[App and web page records]
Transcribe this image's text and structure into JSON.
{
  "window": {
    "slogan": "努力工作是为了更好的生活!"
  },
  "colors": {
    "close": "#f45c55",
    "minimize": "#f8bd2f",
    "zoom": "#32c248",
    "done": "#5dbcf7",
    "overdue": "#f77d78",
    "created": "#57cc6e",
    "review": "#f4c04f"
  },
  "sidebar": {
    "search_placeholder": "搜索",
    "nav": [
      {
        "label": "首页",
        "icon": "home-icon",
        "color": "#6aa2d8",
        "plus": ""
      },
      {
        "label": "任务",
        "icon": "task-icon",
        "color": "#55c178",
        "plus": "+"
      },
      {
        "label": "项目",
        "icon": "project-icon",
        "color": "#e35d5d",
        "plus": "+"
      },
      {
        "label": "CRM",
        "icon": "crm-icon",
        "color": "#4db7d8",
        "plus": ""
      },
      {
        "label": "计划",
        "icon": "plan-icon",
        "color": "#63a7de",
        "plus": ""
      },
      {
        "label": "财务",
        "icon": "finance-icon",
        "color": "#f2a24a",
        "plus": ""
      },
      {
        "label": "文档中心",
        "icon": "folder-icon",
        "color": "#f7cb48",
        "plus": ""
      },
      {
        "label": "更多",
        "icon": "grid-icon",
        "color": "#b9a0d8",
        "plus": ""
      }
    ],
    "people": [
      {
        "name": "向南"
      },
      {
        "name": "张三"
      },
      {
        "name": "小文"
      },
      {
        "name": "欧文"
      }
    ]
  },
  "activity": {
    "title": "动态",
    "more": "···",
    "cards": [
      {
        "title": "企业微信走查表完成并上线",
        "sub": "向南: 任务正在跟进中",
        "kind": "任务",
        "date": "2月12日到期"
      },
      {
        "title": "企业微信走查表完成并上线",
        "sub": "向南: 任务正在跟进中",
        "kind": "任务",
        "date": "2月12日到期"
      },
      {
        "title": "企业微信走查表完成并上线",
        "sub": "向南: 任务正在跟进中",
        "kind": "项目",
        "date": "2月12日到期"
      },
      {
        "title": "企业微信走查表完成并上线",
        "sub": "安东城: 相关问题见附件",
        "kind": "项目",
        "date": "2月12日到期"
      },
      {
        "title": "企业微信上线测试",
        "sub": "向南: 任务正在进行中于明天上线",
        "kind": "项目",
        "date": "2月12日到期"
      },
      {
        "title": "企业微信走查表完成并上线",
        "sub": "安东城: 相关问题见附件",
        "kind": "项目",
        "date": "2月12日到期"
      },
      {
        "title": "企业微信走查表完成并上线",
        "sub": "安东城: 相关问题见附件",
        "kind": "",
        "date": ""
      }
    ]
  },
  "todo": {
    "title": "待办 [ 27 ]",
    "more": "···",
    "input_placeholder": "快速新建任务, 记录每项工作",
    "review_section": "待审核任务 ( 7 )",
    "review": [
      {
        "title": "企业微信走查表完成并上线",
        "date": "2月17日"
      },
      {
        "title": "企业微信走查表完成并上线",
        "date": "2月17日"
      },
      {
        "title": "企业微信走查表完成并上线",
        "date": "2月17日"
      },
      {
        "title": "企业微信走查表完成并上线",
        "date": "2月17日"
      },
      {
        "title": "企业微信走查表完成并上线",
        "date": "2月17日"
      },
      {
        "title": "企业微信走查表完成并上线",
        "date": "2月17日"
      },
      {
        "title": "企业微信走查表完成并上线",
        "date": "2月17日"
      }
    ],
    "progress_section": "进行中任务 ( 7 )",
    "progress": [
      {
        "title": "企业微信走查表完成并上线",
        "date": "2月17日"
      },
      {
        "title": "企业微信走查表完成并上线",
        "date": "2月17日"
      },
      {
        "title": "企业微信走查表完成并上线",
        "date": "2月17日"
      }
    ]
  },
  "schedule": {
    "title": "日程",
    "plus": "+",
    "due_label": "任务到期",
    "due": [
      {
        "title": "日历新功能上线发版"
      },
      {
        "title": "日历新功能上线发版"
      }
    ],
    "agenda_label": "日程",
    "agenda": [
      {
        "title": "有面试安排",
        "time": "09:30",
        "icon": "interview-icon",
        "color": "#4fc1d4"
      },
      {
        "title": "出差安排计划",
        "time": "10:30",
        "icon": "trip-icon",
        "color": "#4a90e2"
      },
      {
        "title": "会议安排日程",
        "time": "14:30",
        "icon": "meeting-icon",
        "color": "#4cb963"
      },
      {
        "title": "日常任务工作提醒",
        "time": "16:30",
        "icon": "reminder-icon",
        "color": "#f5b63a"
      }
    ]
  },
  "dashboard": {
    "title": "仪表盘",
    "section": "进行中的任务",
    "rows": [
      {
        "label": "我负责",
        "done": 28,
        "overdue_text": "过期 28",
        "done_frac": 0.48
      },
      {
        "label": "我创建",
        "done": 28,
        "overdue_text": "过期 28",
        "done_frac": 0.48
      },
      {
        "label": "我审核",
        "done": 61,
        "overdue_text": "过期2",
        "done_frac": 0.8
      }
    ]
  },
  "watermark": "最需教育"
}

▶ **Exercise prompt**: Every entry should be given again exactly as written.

▶ **Solution to the exercise**:
Transcribe this image's text and structure into JSON.
{
  "window": {
    "slogan": "努力工作是为了更好的生活!"
  },
  "colors": {
    "close": "#f45c55",
    "minimize": "#f8bd2f",
    "zoom": "#32c248",
    "done": "#5dbcf7",
    "overdue": "#f77d78",
    "created": "#57cc6e",
    "review": "#f4c04f"
  },
  "sidebar": {
    "search_placeholder": "搜索",
    "nav": [
      {
        "label": "首页",
        "icon": "home-icon",
        "color": "#6aa2d8",
        "plus": ""
      },
      {
        "label": "任务",
        "icon": "task-icon",
        "color": "#55c178",
        "plus": "+"
      },
      {
        "label": "项目",
        "icon": "project-icon",
        "color": "#e35d5d",
        "plus": "+"
      },
      {
        "label": "CRM",
        "icon": "crm-icon",
        "color": "#4db7d8",
        "plus": ""
      },
      {
        "label": "计划",
        "icon": "plan-icon",
        "color": "#63a7de",
        "plus": ""
      },
      {
        "label": "财务",
        "icon": "finance-icon",
        "color": "#f2a24a",
        "plus": ""
      },
      {
        "label": "文档中心",
        "icon": "folder-icon",
        "color": "#f7cb48",
        "plus": ""
      },
      {
        "label": "更多",
        "icon": "grid-icon",
        "color": "#b9a0d8",
        "plus": ""
      }
    ],
    "people": [
      {
        "name": "向南"
      },
      {
        "name": "张三"
      },
      {
        "name": "小文"
      },
      {
        "name": "欧文"
      }
    ]
  },
  "activity": {
    "title": "动态",
    "more": "···",
    "cards": [
      {
        "title": "企业微信走查表完成并上线",
        "sub": "向南: 任务正在跟进中",
        "kind": "任务",
        "date": "2月12日到期"
      },
      {
        "title": "企业微信走查表完成并上线",
        "sub": "向南: 任务正在跟进中",
        "kind": "任务",
        "date": "2月12日到期"
      },
      {
        "title": "企业微信走查表完成并上线",
        "sub": "向南: 任务正在跟进中",
        "kind": "项目",
        "date": "2月12日到期"
      },
      {
        "title": "企业微信走查表完成并上线",
        "sub": "安东城: 相关问题见附件",
        "kind": "项目",
        "date": "2月12日到期"
      },
      {
        "title": "企业微信上线测试",
        "sub": "向南: 任务正在进行中于明天上线",
        "kind": "项目",
        "date": "2月12日到期"
      },
      {
        "title": "企业微信走查表完成并上线",
        "sub": "安东城: 相关问题见附件",
        "kind": "项目",
        "date": "2月12日到期"
      },
      {
        "title": "企业微信走查表完成并上线",
        "sub": "安东城: 相关问题见附件",
        "kind": "",
        "date": ""
      }
    ]
  },
  "todo": {
    "title": "待办 [ 27 ]",
    "more": "···",
    "input_placeholder": "快速新建任务, 记录每项工作",
    "review_section": "待审核任务 ( 7 )",
    "review": [
      {
        "title": "企业微信走查表完成并上线",
        "date": "2月17日"
      },
      {
        "title": "企业微信走查表完成并上线",
        "date": "2月17日"
      },
      {
        "title": "企业微信走查表完成并上线",
        "date": "2月17日"
      },
      {
        "title": "企业微信走查表完成并上线",
        "date": "2月17日"
      },
      {
        "title": "企业微信走查表完成并上线",
        "date": "2月17日"
      },
      {
        "title": "企业微信走查表完成并上线",
        "date": "2月17日"
      },
      {
        "title": "企业微信走查表完成并上线",
        "date": "2月17日"
      }
    ],
    "progress_section": "进行中任务 ( 7 )",
    "progress": [
      {
        "title": "企业微信走查表完成并上线",
        "date": "2月17日"
      },
      {
        "title": "企业微信走查表完成并上线",
        "date": "2月17日"
      },
      {
        "title": "企业微信走查表完成并上线",
        "date": "2月17日"
      }
    ]
  },
  "schedule": {
    "title": "日程",
    "plus": "+",
    "due_label": "任务到期",
    "due": [
      {
        "title": "日历新功能上线发版"
      },
      {
        "title": "日历新功能上线发版"
      }
    ],
    "agenda_label": "日程",
    "agenda": [
      {
        "title": "有面试安排",
        "time": "09:30",
        "icon": "interview-icon",
        "color": "#4fc1d4"
      },
      {
        "title": "出差安排计划",
        "time": "10:30",
        "icon": "trip-icon",
        "color": "#4a90e2"
      },
      {
        "title": "会议安排日程",
        "time": "14:30",
        "icon": "meeting-icon",
        "color": "#4cb963"
      },
      {
        "title": "日常任务工作提醒",
        "time": "16:30",
        "icon": "reminder-icon",
        "color": "#f5b63a"
      }
    ]
  },
  "dashboard": {
    "title": "仪表盘",
    "section": "进行中的任务",
    "rows": [
      {
        "label": "我负责",
        "done": 28,
        "overdue_text": "过期 28",
        "done_frac": 0.48
      },
      {
        "label": "我创建",
        "done": 28,
        "overdue_text": "过期 28",
        "done_frac": 0.48
      },
      {
        "label": "我审核",
        "done": 61,
        "overdue_text": "过期2",
        "done_frac": 0.8
      }
    ]
  },
  "watermark": "最需教育"
}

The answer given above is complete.